Derithe Harrison’s father served in WWI in the army. He died on May 14, 1942, and she was born the following January. In 1947, she went to her first Melbourne Legacy’s girls’ classes and speech training on a Friday night.

“This is where I met the wonderful Legatees who did so much for Legacy families,” Bundoora resident Derithe says. “We used to call them our ‘Friday Night Dads’ because they were there for us when we needed them – replacing the dads we didn’t have. I thoroughly enjoyed attending these classes and did so for more than 20 years.

“When I needed help getting a job, I was fortunate enough to have a particular Legatee Phillip Schofield take an interest in my welfare and he employed me in his branch of the ANZ Bank.

“He was always there for me with advice, support and general interest in my wellbeing. I kept in contact with him and his wife Violet until they passed away.”

Legacy also assisted Derithe’s family with her education and holidays away at various camps.

“I can remember so many great outings, such as the Christmas parties at Government House, Operation Float and Luna Park. These experiences were very special and much appreciated.”

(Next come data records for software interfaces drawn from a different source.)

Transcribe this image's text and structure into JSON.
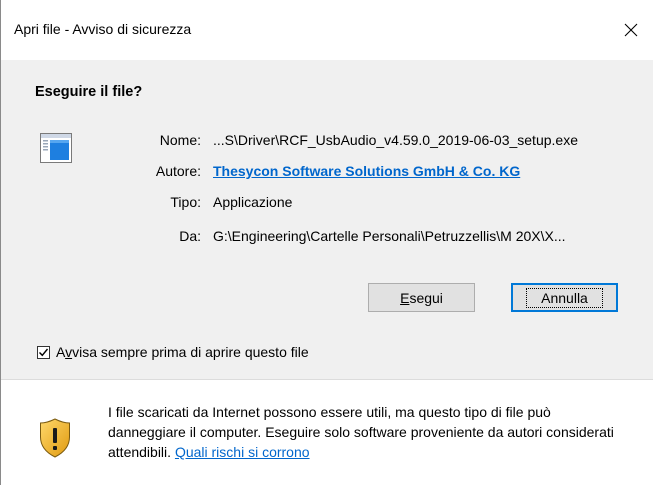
{
  "window": {
    "title": "Apri file - Avviso di sicurezza",
    "close_glyph": "✕"
  },
  "heading": "Eseguire il file?",
  "file_icon": "application-window-icon",
  "fields": [
    {
      "label": "Nome:",
      "value": "...S\\Driver\\RCF_UsbAudio_v4.59.0_2019-06-03_setup.exe"
    },
    {
      "label": "Autore:",
      "value": "Thesycon Software Solutions GmbH & Co. KG"
    },
    {
      "label": "Tipo:",
      "value": "Applicazione"
    },
    {
      "label": "Da:",
      "value": "G:\\Engineering\\Cartelle Personali\\Petruzzellis\\M 20X\\X..."
    }
  ],
  "buttons": {
    "run_access_key": "E",
    "run_rest": "segui",
    "cancel": "Annulla"
  },
  "checkbox": {
    "checked": true,
    "label_before": "A",
    "label_access_key": "v",
    "label_after": "visa sempre prima di aprire questo file"
  },
  "footer": {
    "warning_text": "I file scaricati da Internet possono essere utili, ma questo tipo di file può danneggiare il computer. Eseguire solo software proveniente da autori considerati attendibili.",
    "risk_link": "Quali rischi si corrono"
  },
  "colors": {
    "link": "#0066cc",
    "default_button_border": "#0078d7",
    "body_background": "#f0f0f0"
  }
}
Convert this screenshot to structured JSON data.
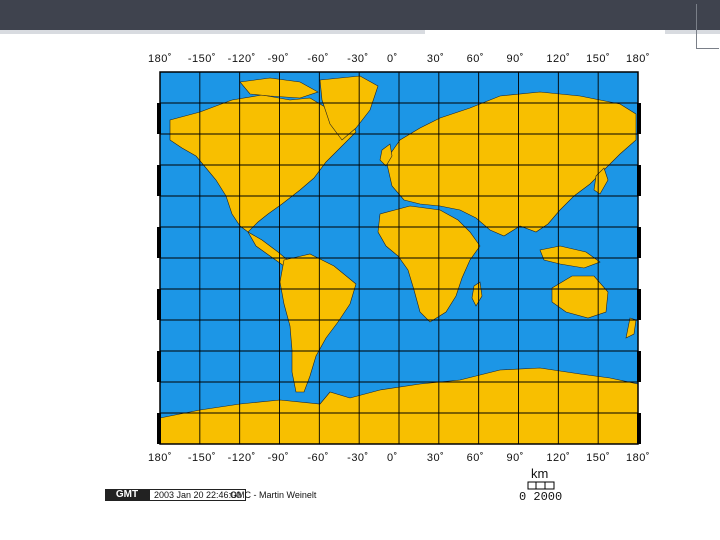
{
  "map": {
    "title": "",
    "top_labels": [
      "180˚",
      "-150˚",
      "-120˚",
      "-90˚",
      "-60˚",
      "-30˚",
      "0˚",
      "30˚",
      "60˚",
      "90˚",
      "120˚",
      "150˚",
      "180˚"
    ],
    "bottom_labels": [
      "180˚",
      "-150˚",
      "-120˚",
      "-90˚",
      "-60˚",
      "-30˚",
      "0˚",
      "30˚",
      "60˚",
      "90˚",
      "120˚",
      "150˚",
      "180˚"
    ],
    "projection": "Mercator",
    "grid": true,
    "colors": {
      "ocean": "#1c96e6",
      "land": "#f8bf00",
      "border": "#d12a2a",
      "grid": "#000000"
    }
  },
  "scale_bar": {
    "unit": "km",
    "ticks": "0 2000"
  },
  "footer": {
    "logo": "GMT",
    "timestamp": "2003 Jan 20 22:46:00",
    "credit": "GMC - Martin Weinelt"
  }
}
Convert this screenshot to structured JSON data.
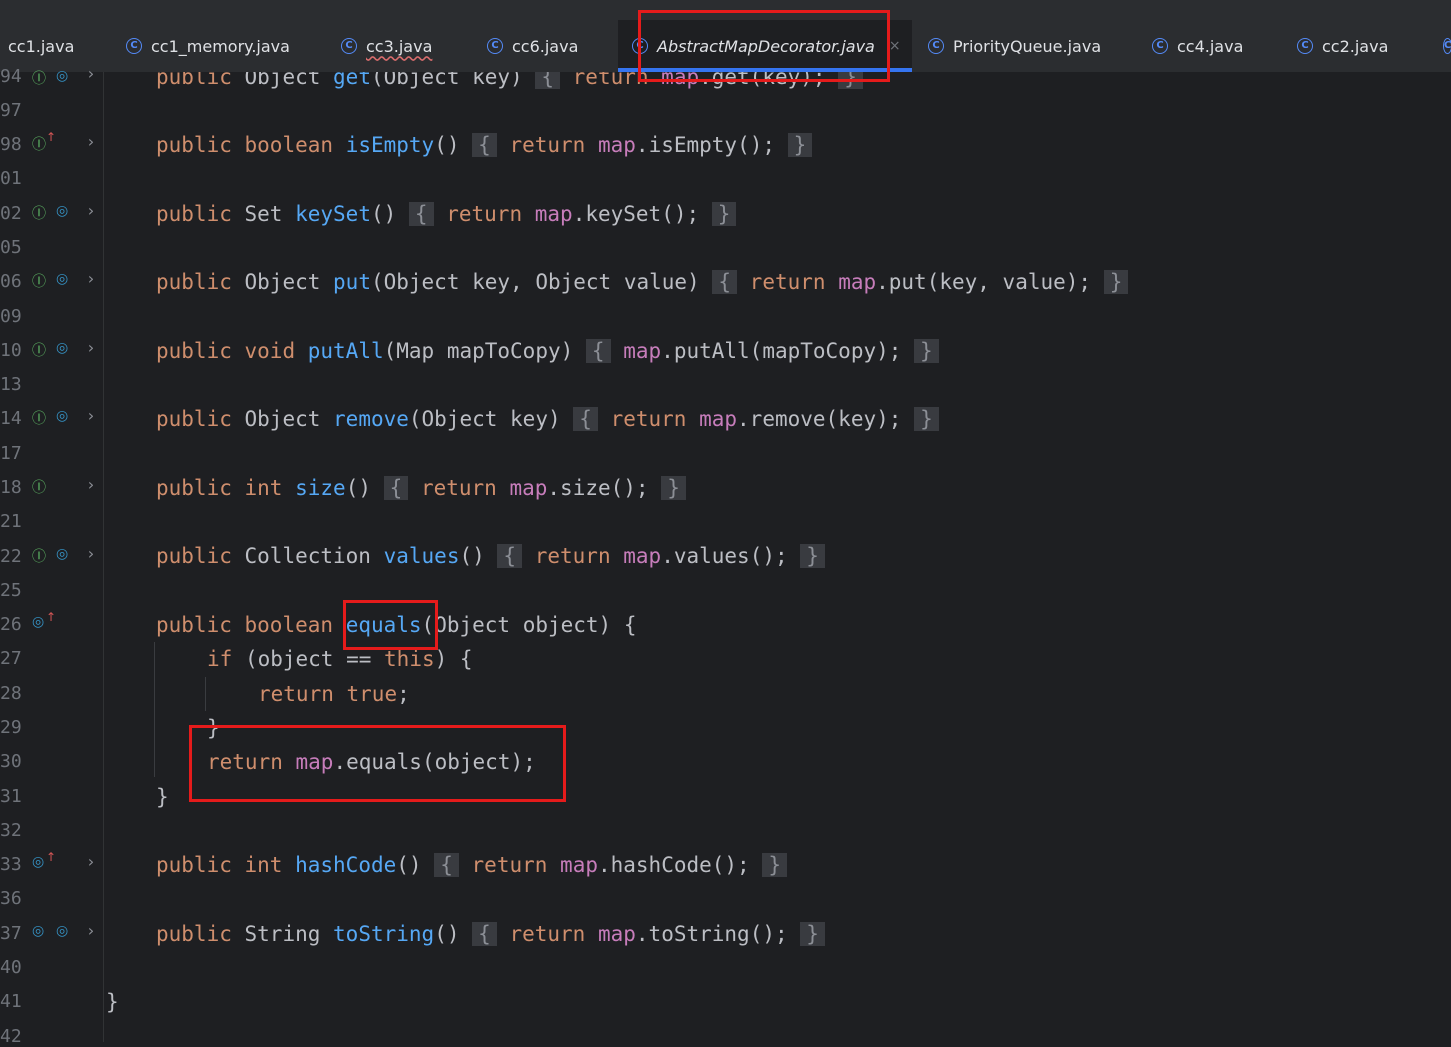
{
  "tabs": [
    {
      "label": "cc1.java",
      "icon": "class-icon"
    },
    {
      "label": "cc1_memory.java",
      "icon": "class-icon"
    },
    {
      "label": "cc3.java",
      "icon": "class-icon",
      "error": true
    },
    {
      "label": "cc6.java",
      "icon": "class-icon"
    },
    {
      "label": "AbstractMapDecorator.java",
      "icon": "class-icon",
      "active": true,
      "close": "×"
    },
    {
      "label": "PriorityQueue.java",
      "icon": "class-icon"
    },
    {
      "label": "cc4.java",
      "icon": "class-icon"
    },
    {
      "label": "cc2.java",
      "icon": "class-icon"
    }
  ],
  "line_numbers": [
    "94",
    "97",
    "98",
    "01",
    "02",
    "05",
    "06",
    "09",
    "10",
    "13",
    "14",
    "17",
    "18",
    "21",
    "22",
    "25",
    "26",
    "27",
    "28",
    "29",
    "30",
    "31",
    "32",
    "33",
    "36",
    "37",
    "40",
    "41",
    "42"
  ],
  "code": {
    "get": {
      "kw": "public",
      "type": "Object",
      "name": "get",
      "params": "(Object key)",
      "body_kw": "return",
      "body_field": "map",
      "body_rest": ".get(key);"
    },
    "isEmpty": {
      "kw": "public",
      "type": "boolean",
      "name": "isEmpty",
      "params": "()",
      "body_kw": "return",
      "body_field": "map",
      "body_rest": ".isEmpty();"
    },
    "keySet": {
      "kw": "public",
      "type": "Set",
      "name": "keySet",
      "params": "()",
      "body_kw": "return",
      "body_field": "map",
      "body_rest": ".keySet();"
    },
    "put": {
      "kw": "public",
      "type": "Object",
      "name": "put",
      "params": "(Object key, Object value)",
      "body_kw": "return",
      "body_field": "map",
      "body_rest": ".put(key, value);"
    },
    "putAll": {
      "kw": "public",
      "type": "void",
      "name": "putAll",
      "params": "(Map mapToCopy)",
      "body_field": "map",
      "body_rest": ".putAll(mapToCopy);"
    },
    "remove": {
      "kw": "public",
      "type": "Object",
      "name": "remove",
      "params": "(Object key)",
      "body_kw": "return",
      "body_field": "map",
      "body_rest": ".remove(key);"
    },
    "size": {
      "kw": "public",
      "type": "int",
      "name": "size",
      "params": "()",
      "body_kw": "return",
      "body_field": "map",
      "body_rest": ".size();"
    },
    "values": {
      "kw": "public",
      "type": "Collection",
      "name": "values",
      "params": "()",
      "body_kw": "return",
      "body_field": "map",
      "body_rest": ".values();"
    },
    "equals": {
      "kw": "public",
      "type": "boolean",
      "name": "equals",
      "params_rest": "(Object object) {",
      "if_kw": "if",
      "if_cond_a": "(object == ",
      "this_kw": "this",
      "if_cond_b": ") {",
      "ret_kw": "return",
      "true_kw": "true",
      ";": ";",
      "close_inner": "}",
      "ret2_kw": "return",
      "ret2_field": "map",
      "ret2_rest": ".equals(object);",
      "close_outer": "}"
    },
    "hashCode": {
      "kw": "public",
      "type": "int",
      "name": "hashCode",
      "params": "()",
      "body_kw": "return",
      "body_field": "map",
      "body_rest": ".hashCode();"
    },
    "toString": {
      "kw": "public",
      "type": "String",
      "name": "toString",
      "params": "()",
      "body_kw": "return",
      "body_field": "map",
      "body_rest": ".toString();"
    },
    "class_close": "}",
    "fold_open": "{",
    "fold_close": "}"
  },
  "colors": {
    "highlight": "#e51b1b",
    "keyword": "#cf8e6d",
    "method": "#56a8f5",
    "field": "#c77dbb",
    "tab_underline": "#3574f0"
  }
}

“Legatees since August 2001, Ian and I support four dependents with a disability and visit them regularly. And I’m delighted to chair the Epping Legacy Widows’ committee.”



Legacy, celebrating 95 years of caring for veterans’ families in need, is well known for the thousands of lives it has supported with friendship and compassion.

Legacy is the only not-for-profit that cares solely for the families of veterans who have given their life or health for their country. Today, Legacy cares for 60,000 families nationally including children; widows and widowers, many in their 80s and 90s; people with a disability; and an increasing number of young families of veterans from more recent conflicts and service facing the trauma of psychological and physical injuries.

At a time when all hope may seem lost, Legacy is there to help a family or individual through the tough times and restore their confidence in the future.

“The hallmark of our services is the care and compassion that our volunteers, known as Legatees, have for Legacy families,” Melbourne Legacy President Hugh Roberton says.

“Legatees do welfare checks through visits or calls, along with a small team of staff. Advice and support is just a phone call away.”

Services include relief from financial hardship, advice and referrals to counselling, assistance with children’s education and development, encouraging supportive friendships and positive ageing and advocating for entitlements and services.

On behalf of all Australians, Legacy ensures that veterans’ families facing adversity never stand alone.

During Legacy Week, September 2-8, hundreds of volunteers will be in the community selling Legacy badges and bears to raise funds.

Gratefully received donations can be made online at or call 1800 534 229.